The aim of this study was to determine the most important factors in preoperative imaging, including components of Jahrsdoefer score (J score), and favorable prognostic factors for postoperative hearing results after canaloplasty for congenital aural atresia.Study Design:
Retrospective review of medical records.Setting, Patients, Intervention, Main Outcome Measure:
One hundred eight patients who underwent canaloplasty by a single surgeon between January 2011 and July 2014 were included. The influence of the following factors on the success for restoring of hearing was evaluated by univariable and multivariable logistic regression analyses: sex, atretic side, total J score, each component of Jahrsdoerfer grading scale, incudostapedial joint angle, inferior displacement of the tegmen, middle ear height, and inner ear anomaly.Results:
Successful hearing outcome was defined as postoperative air conduction ≤40 dB at 3 months after surgery, and it was achieved in 74 of 108 ears (70.5%). Univariable analysis revealed that the total J score, course of the facial nerve, presence of the malleus-incus complex, pneumatization of the mastoid, and middle ear height were significant as favorable predictive factors. Multivariable analysis revealed that middle ear height and inferior displacement of the tegmen were significant as favorable predictive factors. Inferior displacement of the tegmen was the most significant factor by the stepwise selection method in the final model.Conclusion:

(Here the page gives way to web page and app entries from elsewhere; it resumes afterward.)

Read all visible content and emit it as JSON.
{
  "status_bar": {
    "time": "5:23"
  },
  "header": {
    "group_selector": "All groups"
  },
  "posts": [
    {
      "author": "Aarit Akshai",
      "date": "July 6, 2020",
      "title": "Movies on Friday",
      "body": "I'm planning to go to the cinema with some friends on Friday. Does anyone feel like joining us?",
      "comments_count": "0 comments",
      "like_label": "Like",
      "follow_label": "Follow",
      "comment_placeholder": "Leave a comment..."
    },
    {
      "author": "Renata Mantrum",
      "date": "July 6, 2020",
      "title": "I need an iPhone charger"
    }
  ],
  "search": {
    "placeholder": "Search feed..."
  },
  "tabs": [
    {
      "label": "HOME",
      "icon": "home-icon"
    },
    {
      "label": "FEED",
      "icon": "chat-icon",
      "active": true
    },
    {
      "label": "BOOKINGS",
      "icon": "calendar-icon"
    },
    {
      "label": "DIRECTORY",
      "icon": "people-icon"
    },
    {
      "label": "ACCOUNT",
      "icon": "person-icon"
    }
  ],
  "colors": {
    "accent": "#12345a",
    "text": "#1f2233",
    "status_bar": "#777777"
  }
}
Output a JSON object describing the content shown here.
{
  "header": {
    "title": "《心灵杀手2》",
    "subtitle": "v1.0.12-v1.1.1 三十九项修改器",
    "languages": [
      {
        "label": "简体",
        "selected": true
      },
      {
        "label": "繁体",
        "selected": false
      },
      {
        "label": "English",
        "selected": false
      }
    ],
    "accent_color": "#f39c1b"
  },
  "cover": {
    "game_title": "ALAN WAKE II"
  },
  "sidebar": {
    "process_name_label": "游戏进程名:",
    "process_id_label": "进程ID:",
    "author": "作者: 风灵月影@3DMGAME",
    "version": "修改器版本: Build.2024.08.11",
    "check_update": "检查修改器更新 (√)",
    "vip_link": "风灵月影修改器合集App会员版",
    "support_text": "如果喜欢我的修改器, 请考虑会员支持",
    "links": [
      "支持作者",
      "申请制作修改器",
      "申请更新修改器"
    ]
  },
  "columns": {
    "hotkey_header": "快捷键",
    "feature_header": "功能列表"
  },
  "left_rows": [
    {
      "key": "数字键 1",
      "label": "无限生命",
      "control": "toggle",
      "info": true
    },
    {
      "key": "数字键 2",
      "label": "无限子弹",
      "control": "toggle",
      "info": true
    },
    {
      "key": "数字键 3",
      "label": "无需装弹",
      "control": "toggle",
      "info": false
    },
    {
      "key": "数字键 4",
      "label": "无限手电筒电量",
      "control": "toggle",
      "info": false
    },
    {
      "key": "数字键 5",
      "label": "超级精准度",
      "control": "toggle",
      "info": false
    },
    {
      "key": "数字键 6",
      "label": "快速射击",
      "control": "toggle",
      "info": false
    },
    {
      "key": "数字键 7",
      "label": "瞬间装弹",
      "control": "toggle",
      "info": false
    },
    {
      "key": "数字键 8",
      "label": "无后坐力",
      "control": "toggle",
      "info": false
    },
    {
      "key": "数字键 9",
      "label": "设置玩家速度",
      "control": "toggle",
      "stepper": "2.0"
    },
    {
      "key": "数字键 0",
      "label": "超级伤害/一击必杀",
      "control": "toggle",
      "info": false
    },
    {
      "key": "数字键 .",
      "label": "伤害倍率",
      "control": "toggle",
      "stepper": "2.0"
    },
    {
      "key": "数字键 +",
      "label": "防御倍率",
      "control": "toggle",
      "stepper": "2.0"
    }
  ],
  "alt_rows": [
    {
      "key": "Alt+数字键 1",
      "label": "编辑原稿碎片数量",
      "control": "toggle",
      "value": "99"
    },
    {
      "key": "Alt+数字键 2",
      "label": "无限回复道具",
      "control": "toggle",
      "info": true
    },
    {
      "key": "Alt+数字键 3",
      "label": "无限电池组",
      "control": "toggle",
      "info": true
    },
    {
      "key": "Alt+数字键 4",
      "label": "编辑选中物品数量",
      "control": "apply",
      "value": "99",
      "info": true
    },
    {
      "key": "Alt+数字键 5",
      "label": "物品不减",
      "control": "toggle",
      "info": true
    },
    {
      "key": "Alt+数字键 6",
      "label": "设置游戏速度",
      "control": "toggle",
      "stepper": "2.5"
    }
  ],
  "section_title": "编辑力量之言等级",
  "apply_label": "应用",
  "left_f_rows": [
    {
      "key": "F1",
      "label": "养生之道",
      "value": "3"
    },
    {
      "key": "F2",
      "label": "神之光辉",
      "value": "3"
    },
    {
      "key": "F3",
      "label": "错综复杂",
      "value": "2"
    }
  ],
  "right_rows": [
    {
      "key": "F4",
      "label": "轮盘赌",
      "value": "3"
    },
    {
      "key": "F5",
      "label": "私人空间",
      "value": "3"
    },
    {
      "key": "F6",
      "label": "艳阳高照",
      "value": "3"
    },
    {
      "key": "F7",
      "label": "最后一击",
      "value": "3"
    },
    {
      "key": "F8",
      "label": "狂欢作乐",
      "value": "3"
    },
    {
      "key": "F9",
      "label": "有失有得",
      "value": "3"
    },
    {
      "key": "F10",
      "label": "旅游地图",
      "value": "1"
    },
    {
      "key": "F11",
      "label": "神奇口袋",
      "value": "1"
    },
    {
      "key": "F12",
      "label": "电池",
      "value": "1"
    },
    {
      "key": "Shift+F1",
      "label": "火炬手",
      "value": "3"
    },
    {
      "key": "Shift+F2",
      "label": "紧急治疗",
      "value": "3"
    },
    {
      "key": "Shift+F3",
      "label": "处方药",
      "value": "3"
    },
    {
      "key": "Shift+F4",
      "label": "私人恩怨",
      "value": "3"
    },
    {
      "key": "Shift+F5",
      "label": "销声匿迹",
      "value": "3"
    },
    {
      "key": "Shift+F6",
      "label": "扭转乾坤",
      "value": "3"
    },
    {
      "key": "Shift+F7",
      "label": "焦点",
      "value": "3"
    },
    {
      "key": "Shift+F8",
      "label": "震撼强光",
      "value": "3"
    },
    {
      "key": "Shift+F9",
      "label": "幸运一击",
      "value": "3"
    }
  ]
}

Middle ear height and inferior displacement of the tegmen are useful factors in predicting favorable hearing results after canaloplasty for congenital aural atresia. These factors might have a useful prognostic value supplementary to the J score.